Another challenge in the mobile game dev environment is the continuous delivery model, including in-game live operations (aka “live ops”). When it comes to mobile games, more often than not, the work does not end after the game has been published. After the publication, production teams keep on creating new features or modifying the existing game elements. And as if that wasn’t dynamic enough, a whole new type of content, called live operations, is being created: in-game events, live competitions, and special deals—designed on an ongoing basis and often in response to current real-life events. All this content needs to be properly localised—and we have to maintain the desired quality and consistency with the existing solutions. To make sure the quality of localisation does not fall short of perfection, we should follow all the good practices of localisation quality management, including the LQA testing step. But as you can imagine, this can be extremely challenging.
The lack of time
The first problem is the lack of time. Very often, content is created not only with high frequency, but also spontaneously and off schedule. You have to be ready to deal with unexpected situations. Imagine you have to localise and linguistically test an unplanned event in, let’s say, 20 languages in just a few days. It’s a huge organizational effort. What can you do to make your work easier and more effective?
The art of communication

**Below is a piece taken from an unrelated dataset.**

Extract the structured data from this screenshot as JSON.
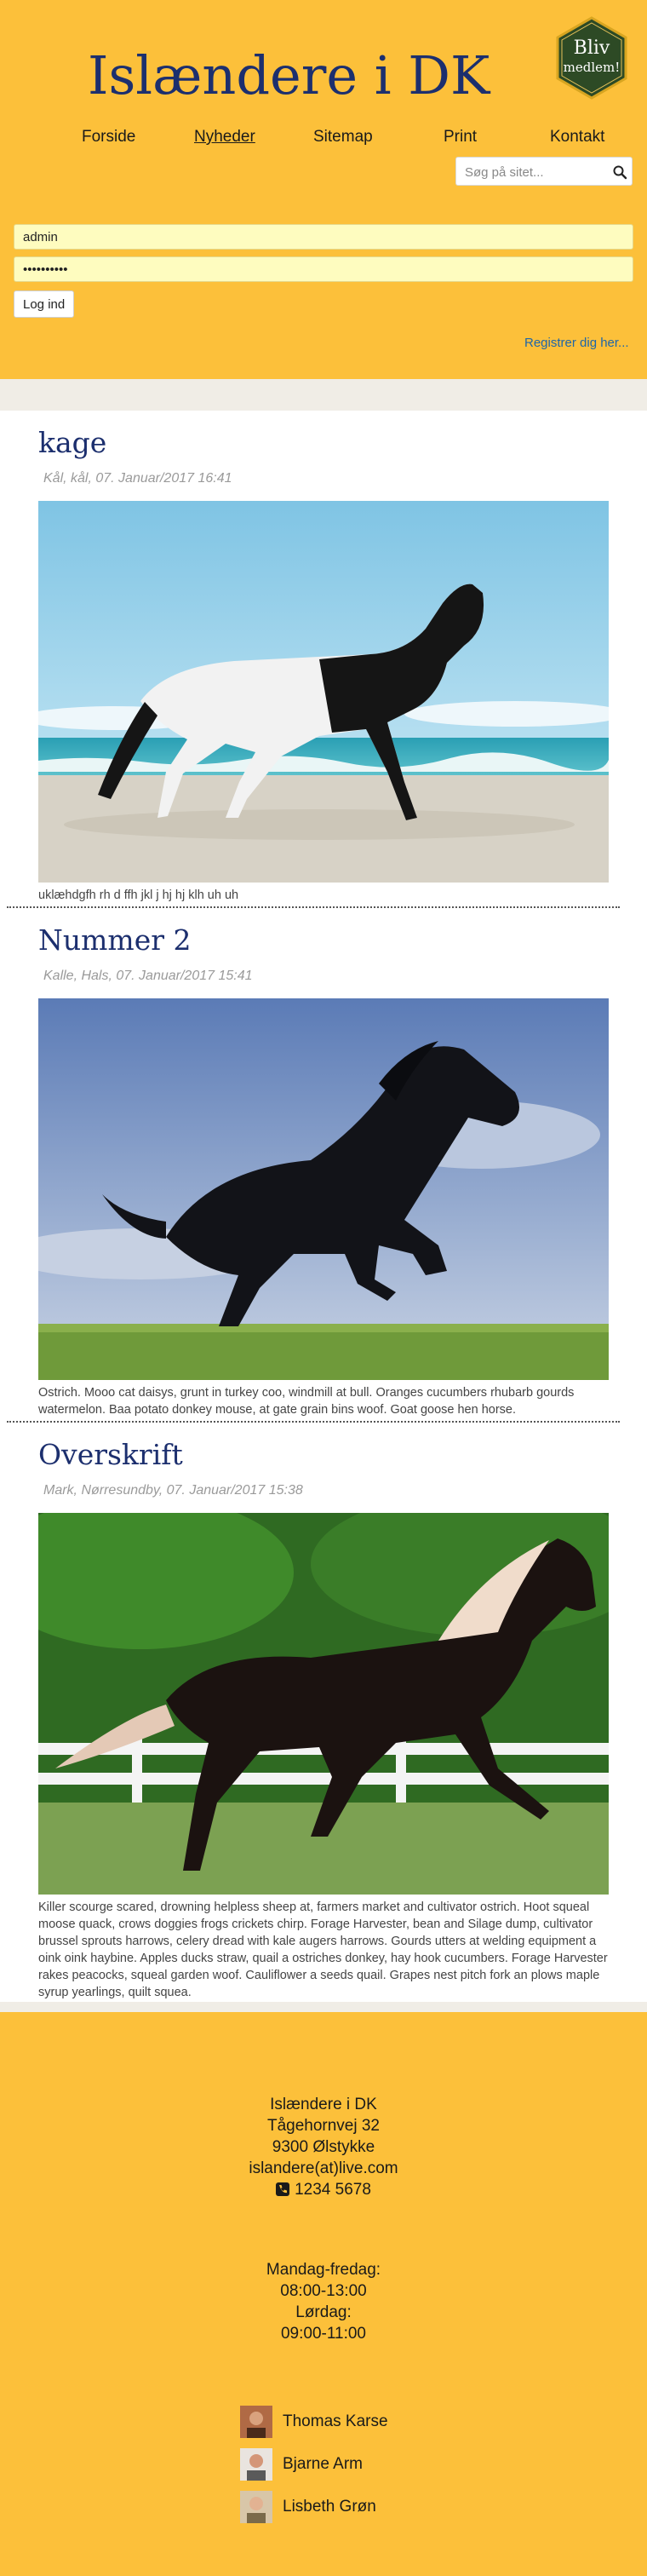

My experience has shown that the key is good communication between the localisation team (internal or external) and the game production teams. Thanks to the efficient flow of information between all the stakeholders, you can, firstly, plan your processes well and, secondly, react quickly in case of an unexpected turn of events. The advice to communicate better might sound like a cliché, but following a few simple steps does make a big difference. Among the activities that have proven effective in my case are regular cross-team meetings (as brief and matter-of-fact as possible) and setting up common communication channels dedicated to localisation issues.
Lack of time or lack of priorities?

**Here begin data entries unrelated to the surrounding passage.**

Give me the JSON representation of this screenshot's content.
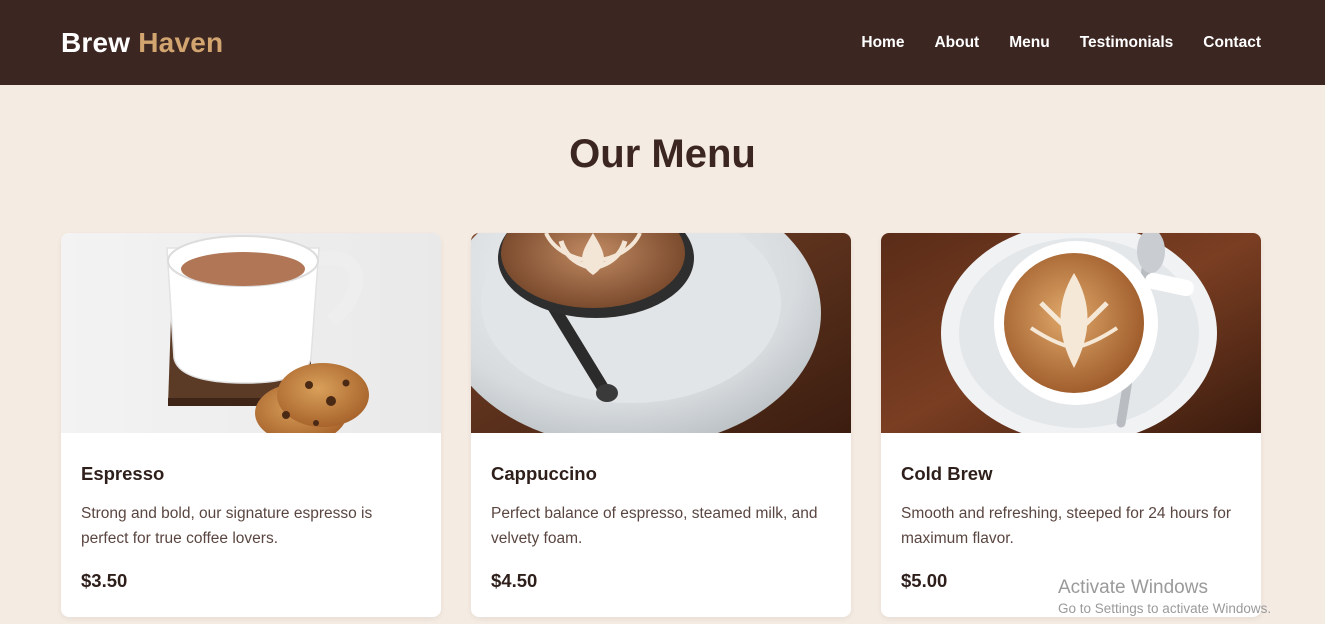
{
  "brand": {
    "part1": "Brew",
    "part2": "Haven"
  },
  "nav": {
    "items": [
      {
        "label": "Home"
      },
      {
        "label": "About"
      },
      {
        "label": "Menu"
      },
      {
        "label": "Testimonials"
      },
      {
        "label": "Contact"
      }
    ]
  },
  "menu": {
    "title": "Our Menu",
    "items": [
      {
        "name": "Espresso",
        "description": "Strong and bold, our signature espresso is perfect for true coffee lovers.",
        "price": "$3.50"
      },
      {
        "name": "Cappuccino",
        "description": "Perfect balance of espresso, steamed milk, and velvety foam.",
        "price": "$4.50"
      },
      {
        "name": "Cold Brew",
        "description": "Smooth and refreshing, steeped for 24 hours for maximum flavor.",
        "price": "$5.00"
      }
    ]
  },
  "watermark": {
    "title": "Activate Windows",
    "subtitle": "Go to Settings to activate Windows."
  },
  "colors": {
    "navbar_bg": "#3c2622",
    "accent": "#d2a46f",
    "page_bg": "#f4ebe2"
  }
}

You are already great at communicating, and everyone is in the loop—what can go wrong? Sometimes, there is still not enough time to deal with sudden changes, and more often than not, you have budget limitations. In that case, a helpful strategy would be prioritizing languages by using a tier system based on your game metrics or marketing plans. To prioritize individual languages and monitor the quality of localisation, you can also conduct periodic language quality surveys. This will help you measure the quality of localisation in an objective way.
Among other problems hindering LQA efforts are technical aspects. There are numerous technical reasons why it’s hard to include an additional step in the QA process—for instance, the diverse nature of the content (new features, live ops, notifications) and the variety of tools that are being used in the localisation process (generators, automation, notification tools, etc.). If we add tight deadlines into the mix, we can see that it really is a big challenge to prepare materials for LQA specialists (builds, screenshots, videos).
Technology is here to stay—use it to your advantage
A strategy that, in my experience, has proven very helpful is expanding the technical competence of the localisation team members and using tools (such as a good translation management system, task management tools, or new QA solutions) to automate as many activities as possible. Technical knowledge is necessary in dynamically changing conditions, so investing time in implementing new technology and technical training really pays off.
Keep your eyes on the prize
Summing up, there are multiple effective ways to embrace change and harness the dynamic industry of mobile game localisation that render delivering high-quality localised content so much easier. Ensure that all the stakeholders understand the value of high-quality localisation and that everybody strives for better communication. Think strategically and focus on prioritizing based on data. Don’t be afraid to make new localisation technology your best friend. And, most importantly, keep your eyes on the prize: happy users who feel you designed the game just for them, no matter what language they speak.